National Trade Conversation

National Trade Conversation

Which? has carried out groundbreaking research with consumers around the UK, collecting the nation’s thoughts on future trade deals.

People drawn from all walks of life across the country gave up their time to get to grips with and debate a range of trade issues – guided by trade experts through a unique deliberative process.

Close to a hundred people from five different regions of the UK took part in the research over several weeks, debating key issues for trade, from food and farming to consumer rights and protections.

Here’s an introduction to our trade research:

The process involved over 12 hours of information sessions, facilitated discussions and reflective tasks, across two weeks, giving participants an opportunity to explore trade deals in great depth.

It was surprising that
the US and Australia have
lower safety standards
than ours, and I
think that’s quite
shocking really.

– Participant in The National
Trade Conversation from the
East Coast of Scotland

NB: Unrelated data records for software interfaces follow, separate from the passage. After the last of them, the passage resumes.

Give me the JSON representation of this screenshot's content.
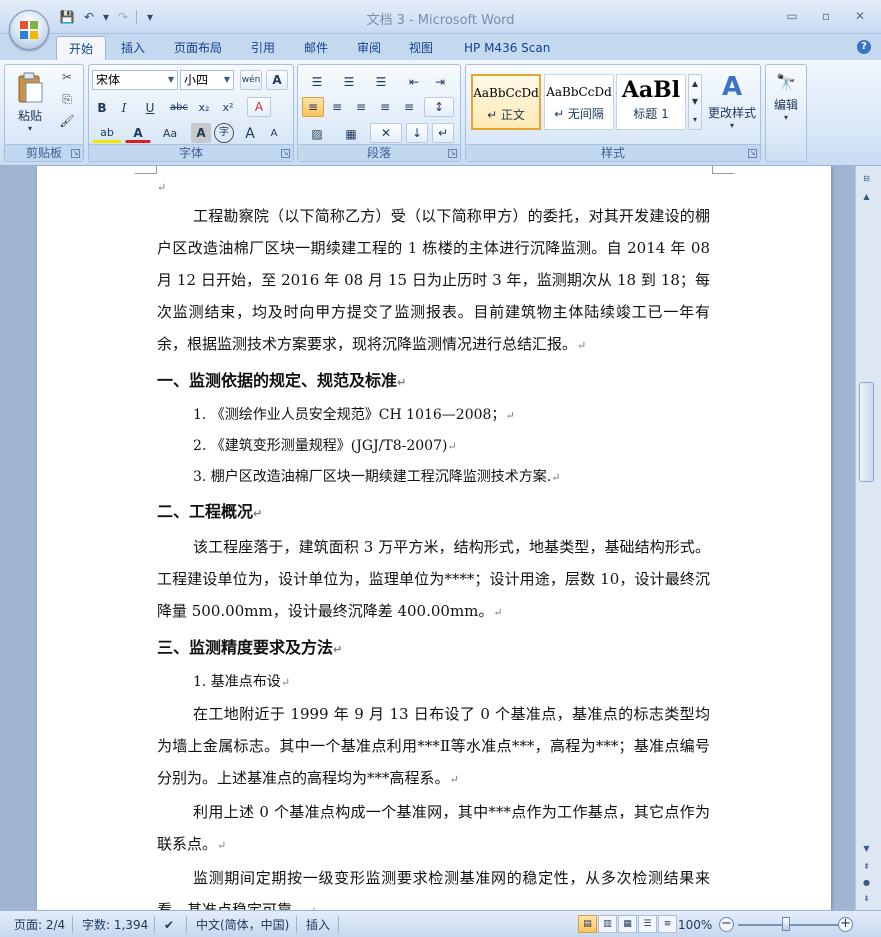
{
  "window": {
    "title": "文档 3 - Microsoft Word",
    "controls": {
      "minimize": "▭",
      "maximize": "▫",
      "close": "✕"
    }
  },
  "qat": {
    "save": "💾",
    "undo": "↶",
    "undo_drop": "▾",
    "redo": "↷",
    "customize": "▾"
  },
  "tabs": [
    "开始",
    "插入",
    "页面布局",
    "引用",
    "邮件",
    "审阅",
    "视图",
    "HP M436 Scan"
  ],
  "help": "?",
  "ribbon": {
    "clipboard": {
      "label": "剪贴板",
      "paste": "粘贴",
      "paste_drop": "▾",
      "cut": "✂",
      "copy": "⎘",
      "format_painter": "🖌"
    },
    "font": {
      "label": "字体",
      "font_name": "宋体",
      "font_size": "小四",
      "phonetic": "wén",
      "char_border": "A",
      "bold": "B",
      "italic": "I",
      "underline": "U",
      "strike": "abc",
      "sub": "x₂",
      "sup": "x²",
      "clear": "A",
      "highlight": "ab",
      "color": "A",
      "change_case": "Aa",
      "char_shading": "A",
      "enclose": "字",
      "grow": "A",
      "shrink": "A"
    },
    "paragraph": {
      "label": "段落",
      "bullets": "☰",
      "numbering": "☰",
      "multilevel": "☰",
      "dec_indent": "⇤",
      "inc_indent": "⇥",
      "chinese_layout": "✕",
      "align_left": "≡",
      "center": "≡",
      "align_right": "≡",
      "justify": "≡",
      "distributed": "≡",
      "line_spacing": "↕",
      "shading": "▨",
      "borders": "▦",
      "sort": "↓",
      "show_marks": "↵"
    },
    "styles": {
      "label": "样式",
      "items": [
        {
          "sample": "AaBbCcDd",
          "name": "↵ 正文"
        },
        {
          "sample": "AaBbCcDd",
          "name": "↵ 无间隔"
        },
        {
          "sample": "AaBl",
          "name": "标题 1"
        }
      ],
      "change_styles": "更改样式",
      "change_icon": "A"
    },
    "editing": {
      "label": "编辑",
      "icon": "🔭"
    }
  },
  "document": {
    "p1": "工程勘察院（以下简称乙方）受（以下简称甲方）的委托，对其开发建设的棚户区改造油棉厂区块一期续建工程的 1 栋楼的主体进行沉降监测。自 2014 年 08 月 12 日开始，至 2016 年 08 月 15 日为止历时 3 年，监测期次从 18 到 18；每次监测结束，均及时向甲方提交了监测报表。目前建筑物主体陆续竣工已一年有余，根据监测技术方案要求，现将沉降监测情况进行总结汇报。",
    "h1": "一、监测依据的规定、规范及标准",
    "list1": [
      "1. 《测绘作业人员安全规范》CH 1016—2008；",
      "2. 《建筑变形测量规程》(JGJ/T8-2007)",
      "3. 棚户区改造油棉厂区块一期续建工程沉降监测技术方案."
    ],
    "h2": "二、工程概况",
    "p2": "该工程座落于，建筑面积 3 万平方米，结构形式，地基类型，基础结构形式。工程建设单位为，设计单位为，监理单位为****；设计用途，层数 10，设计最终沉降量 500.00mm，设计最终沉降差 400.00mm。",
    "h3": "三、监测精度要求及方法",
    "sub1": "1. 基准点布设",
    "p3": "在工地附近于 1999 年 9 月 13 日布设了 0 个基准点，基准点的标志类型均为墙上金属标志。其中一个基准点利用***Ⅱ等水准点***，高程为***；基准点编号分别为。上述基准点的高程均为***高程系。",
    "p4": "利用上述 0 个基准点构成一个基准网，其中***点作为工作基点，其它点作为联系点。",
    "p5": "监测期间定期按一级变形监测要求检测基准网的稳定性，从多次检测结果来看，基准点稳定可靠。",
    "para_mark": "↵"
  },
  "status": {
    "page": "页面: 2/4",
    "words": "字数: 1,394",
    "lang": "中文(简体，中国)",
    "mode": "插入",
    "zoom": "100%",
    "zoom_minus": "−",
    "zoom_plus": "+"
  },
  "colors": {
    "accent": "#15428b",
    "ribbon": "#d9e7f7",
    "doc_bg": "#9fb5d2"
  }
}
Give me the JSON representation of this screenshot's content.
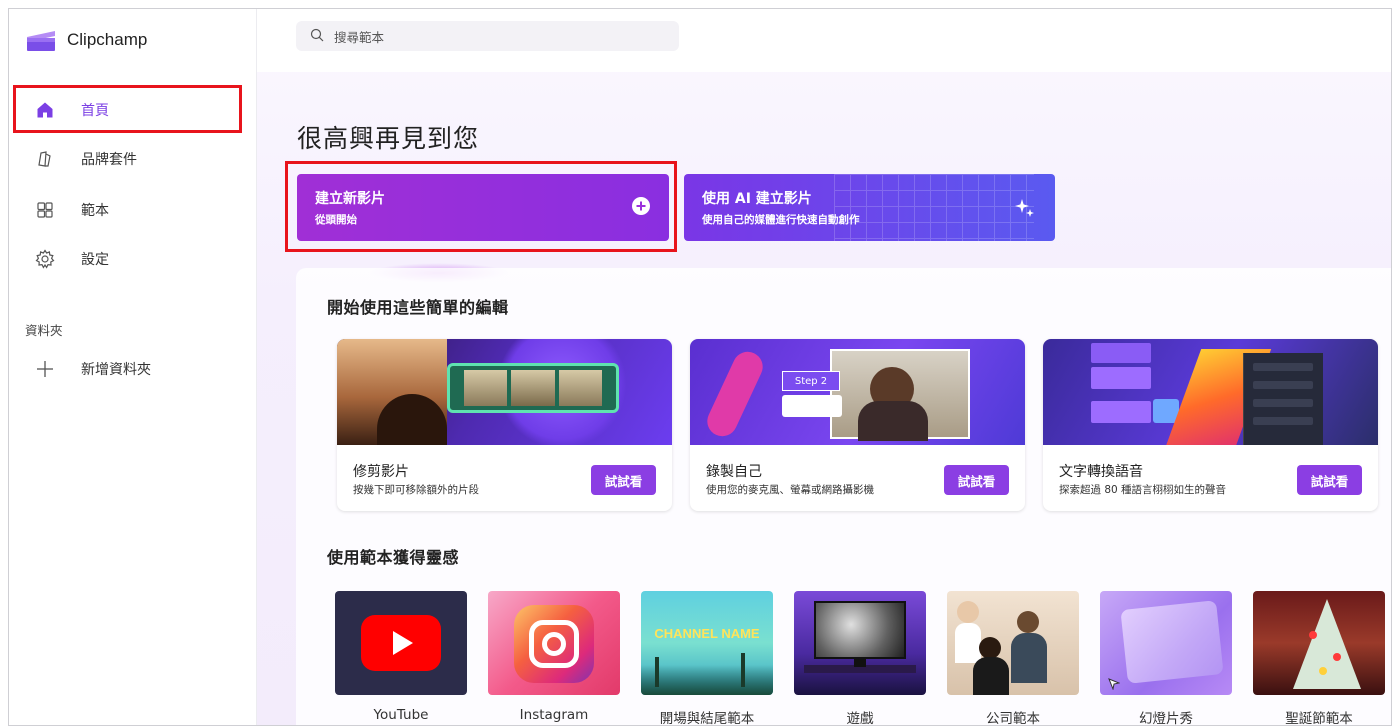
{
  "app": {
    "name": "Clipchamp"
  },
  "sidebar": {
    "items": [
      {
        "label": "首頁",
        "icon": "home-icon"
      },
      {
        "label": "品牌套件",
        "icon": "brand-kit-icon"
      },
      {
        "label": "範本",
        "icon": "templates-icon"
      },
      {
        "label": "設定",
        "icon": "gear-icon"
      }
    ],
    "folders_label": "資料夾",
    "new_folder_label": "新增資料夾"
  },
  "search": {
    "placeholder": "搜尋範本"
  },
  "main": {
    "greeting": "很高興再見到您",
    "cta_new": {
      "title": "建立新影片",
      "subtitle": "從頭開始"
    },
    "cta_ai": {
      "title": "使用 AI 建立影片",
      "subtitle": "使用自己的媒體進行快速自動創作"
    },
    "quick_edits_title": "開始使用這些簡單的編輯",
    "quick_edits": [
      {
        "title": "修剪影片",
        "desc": "按幾下即可移除額外的片段",
        "button": "試試看"
      },
      {
        "title": "錄製自己",
        "desc": "使用您的麥克風、螢幕或網路攝影機",
        "button": "試試看",
        "thumb_text": "Step 2"
      },
      {
        "title": "文字轉換語音",
        "desc": "探索超過 80 種語言栩栩如生的聲音",
        "button": "試試看"
      }
    ],
    "templates_title": "使用範本獲得靈感",
    "templates": [
      {
        "label": "YouTube"
      },
      {
        "label": "Instagram"
      },
      {
        "label": "開場與結尾範本",
        "thumb_text": "CHANNEL NAME"
      },
      {
        "label": "遊戲"
      },
      {
        "label": "公司範本"
      },
      {
        "label": "幻燈片秀"
      },
      {
        "label": "聖誕節範本"
      }
    ]
  },
  "colors": {
    "accent": "#7b3fe4",
    "highlight": "#e8141c",
    "button": "#8b3ee3"
  }
}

From these deliberative sessions emerged four overall priorities for most of the people who took part.

Firstly: maintaining health and safety standards for food and products.

Secondly: maintaining data security regulations that protect consumers’ digital rights.

Thirdly: protecting the environment.

And fourthly: help address regional inequalities by protecting and promoting jobs, skills and industries across the UK.

The government should build on the findings and the process of The National Trade Conversation, ensuring it engages more people in discussions about its priorities for trade policy and trade deals

Drawing on the findings of the research, we have written up recommendations for the UK’s future trade policy. They can be read here:

 
Click to view our report

The wider picture: implications for trade

It is essential that trade deals deliver meaningful benefits for consumers in their everyday lives; it is also essential consumers are involved in the negotiation process.

Click to download the full report
PDF [114KB]